As we hit the one year anniversary of the bailout:
A participatory democracy approach to stopping the meltdown. The businesses that needed credit that could not get it, would apply to the government for the funds they needed for day to day operations. Remember that the problem was that the commercial paper market threatened collapse! The businesses would be watched by sortition juries. There were plenty of unemployed who would be available to do this. This would include crews that would film inside the business and posting a feed and for, the publicly traded businesses, the executive suite and top management would be put on round-the-clock monitoring, with veto power by the sortition juries over any action.
Then, the banks and other large institutions would be allowed to fail.
Those facing foreclosure would have their bank accounts monitored and strict laws would be passed saying that their pay or any other payments sent to that account. The individuals would stay in their home and be allowed to make essential purchases, as allowed by their sortition jury, orthodontia for their kids, continuing their kids education. But non-essentials such as eating out, vacations, a new flat panel TV, etc. would be stopped. All expenditures out of the account would have to be approved by their sortition jury. In other words, individuals would be allowed to keep their status quo so they would not suffer losing their job, not eating, etc., but they would be forced to hunker down.
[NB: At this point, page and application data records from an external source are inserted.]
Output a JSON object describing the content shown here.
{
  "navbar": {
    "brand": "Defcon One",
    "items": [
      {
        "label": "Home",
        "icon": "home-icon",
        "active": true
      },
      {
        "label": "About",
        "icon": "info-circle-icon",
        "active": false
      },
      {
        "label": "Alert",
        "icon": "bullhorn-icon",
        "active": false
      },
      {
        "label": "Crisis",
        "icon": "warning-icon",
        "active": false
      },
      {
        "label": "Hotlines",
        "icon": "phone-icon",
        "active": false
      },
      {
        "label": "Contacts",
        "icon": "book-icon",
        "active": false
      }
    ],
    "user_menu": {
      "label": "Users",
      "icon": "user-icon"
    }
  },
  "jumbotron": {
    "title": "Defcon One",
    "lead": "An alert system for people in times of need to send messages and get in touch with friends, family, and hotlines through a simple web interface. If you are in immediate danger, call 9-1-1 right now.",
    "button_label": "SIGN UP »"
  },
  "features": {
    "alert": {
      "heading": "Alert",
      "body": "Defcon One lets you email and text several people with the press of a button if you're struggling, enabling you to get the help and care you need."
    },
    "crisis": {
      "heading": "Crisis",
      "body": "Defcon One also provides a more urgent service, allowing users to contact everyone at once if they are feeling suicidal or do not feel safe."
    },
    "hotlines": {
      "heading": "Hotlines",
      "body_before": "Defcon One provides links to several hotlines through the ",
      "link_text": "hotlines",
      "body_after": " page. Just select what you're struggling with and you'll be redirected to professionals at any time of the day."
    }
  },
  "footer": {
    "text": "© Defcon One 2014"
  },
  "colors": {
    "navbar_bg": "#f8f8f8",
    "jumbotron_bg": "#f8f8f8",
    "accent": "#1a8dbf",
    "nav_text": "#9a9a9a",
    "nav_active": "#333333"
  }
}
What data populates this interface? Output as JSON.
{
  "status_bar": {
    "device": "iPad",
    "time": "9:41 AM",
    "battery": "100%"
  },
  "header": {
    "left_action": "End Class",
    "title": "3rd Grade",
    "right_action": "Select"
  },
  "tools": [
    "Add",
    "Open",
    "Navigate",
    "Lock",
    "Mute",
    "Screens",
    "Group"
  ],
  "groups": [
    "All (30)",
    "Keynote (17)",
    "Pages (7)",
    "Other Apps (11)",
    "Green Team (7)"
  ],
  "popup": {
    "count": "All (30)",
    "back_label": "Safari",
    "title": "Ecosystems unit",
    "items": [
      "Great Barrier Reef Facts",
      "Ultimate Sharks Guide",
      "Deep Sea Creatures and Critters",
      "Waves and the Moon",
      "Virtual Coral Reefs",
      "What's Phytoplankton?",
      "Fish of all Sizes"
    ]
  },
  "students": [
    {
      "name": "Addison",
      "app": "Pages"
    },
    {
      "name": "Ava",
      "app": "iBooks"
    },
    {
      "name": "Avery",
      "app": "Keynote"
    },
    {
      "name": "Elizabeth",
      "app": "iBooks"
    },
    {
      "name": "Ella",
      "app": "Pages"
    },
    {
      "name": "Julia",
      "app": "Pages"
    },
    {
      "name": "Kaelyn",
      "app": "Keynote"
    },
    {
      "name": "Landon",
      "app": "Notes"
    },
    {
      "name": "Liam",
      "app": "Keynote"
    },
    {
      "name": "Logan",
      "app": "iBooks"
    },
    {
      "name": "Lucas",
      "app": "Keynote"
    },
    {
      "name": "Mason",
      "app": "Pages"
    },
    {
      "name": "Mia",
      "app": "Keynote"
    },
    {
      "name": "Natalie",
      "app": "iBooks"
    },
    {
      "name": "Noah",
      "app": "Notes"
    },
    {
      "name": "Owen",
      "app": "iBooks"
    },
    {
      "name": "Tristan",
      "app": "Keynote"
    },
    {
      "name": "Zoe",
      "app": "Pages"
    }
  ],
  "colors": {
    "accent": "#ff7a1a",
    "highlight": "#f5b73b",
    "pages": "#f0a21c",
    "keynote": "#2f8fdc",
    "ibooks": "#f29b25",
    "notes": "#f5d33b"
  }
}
In other words, we would keep the status quo going, but those who might have been profligate would be stopped.